Hi! On Mon, May 01, 2017 at 11:11:25PM +0200, Francisco Gómez wrote: > "It's old software. Its last version is from 2014. If I have to > choose between a dynamic, bug-filled init like Systemd and a barely > maintained init like Runit, I'd rather use Systemd." > > That sounds bad, doesn't it?
That sounds like everyone has own preference and that's ok. If you like complexity and issues - use systemd, that's what it's for. It works too, more or less, so you've such an option. > I hence ask: why is it that Runit has no new versions, neither a VCS > repository or bug tracker? Has Runit been so well tested and hardened, > is it such a simple codebase? Or are there not enough interested, > capable people maintaining the project? Well, personally I'd love to see runit official repo on github. But it's up to runit's author to define own workflow. Most of djb's and djb-like software (with notable exception of qmail) is small, simple, does just one thing, does it completely enough, does it reliable enough… and thus it doesn't needs to be updated, fixed or even improved. Because if you needs it to be improved then usually that means you just need some other software, not that one. Runit may have some very minor issues, which no one is interested enough to fix, but in general it does it's work very well and it doesn't matter how many years ago it was released if it still does everything we needs today without any issues. Actually I find this very cool, because it's just one thing less to bother about and to re-learn every few years because it's buggy and/or changes too fast under my fingers. > Sorry for asking this, but I'm really curious and interested on using > Runit, and questions need answers.

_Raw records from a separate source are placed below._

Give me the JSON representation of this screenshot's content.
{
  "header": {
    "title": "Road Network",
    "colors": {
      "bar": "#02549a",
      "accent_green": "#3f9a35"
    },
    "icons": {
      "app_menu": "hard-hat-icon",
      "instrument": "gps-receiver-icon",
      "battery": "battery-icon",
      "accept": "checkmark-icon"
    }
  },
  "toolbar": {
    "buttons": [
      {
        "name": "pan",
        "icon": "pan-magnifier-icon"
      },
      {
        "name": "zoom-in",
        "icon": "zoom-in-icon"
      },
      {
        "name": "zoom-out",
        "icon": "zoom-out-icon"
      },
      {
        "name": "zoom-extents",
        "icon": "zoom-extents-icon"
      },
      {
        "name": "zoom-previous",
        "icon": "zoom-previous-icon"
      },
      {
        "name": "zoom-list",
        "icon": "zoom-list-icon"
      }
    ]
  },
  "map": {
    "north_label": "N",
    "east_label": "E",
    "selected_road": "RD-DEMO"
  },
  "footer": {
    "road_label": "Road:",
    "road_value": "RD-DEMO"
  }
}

Even if those questions are really > questionable on themselves. Cheers~ I don't see anything wrong with such a question. People gets used to software which wasn't designed well and/or try to do many tasks at once and thus they doesn't expect anything good from software which doesn't looks like it fix a couple of bugs every week - because they know there are bugs in every software, and they know they'll need active support to fix bugs they'll find… and thus without such support using software isn't an option at all. Runit, and few other notable software, is different - it just works, and works well. It doesn't do everything you may need (just like all other similar software), but everything it does it does well and it functionality is more than enough in many use cases - no necessarily in your use case, of course (take a look at s6 if you'll need more features). -- WBR, Alex.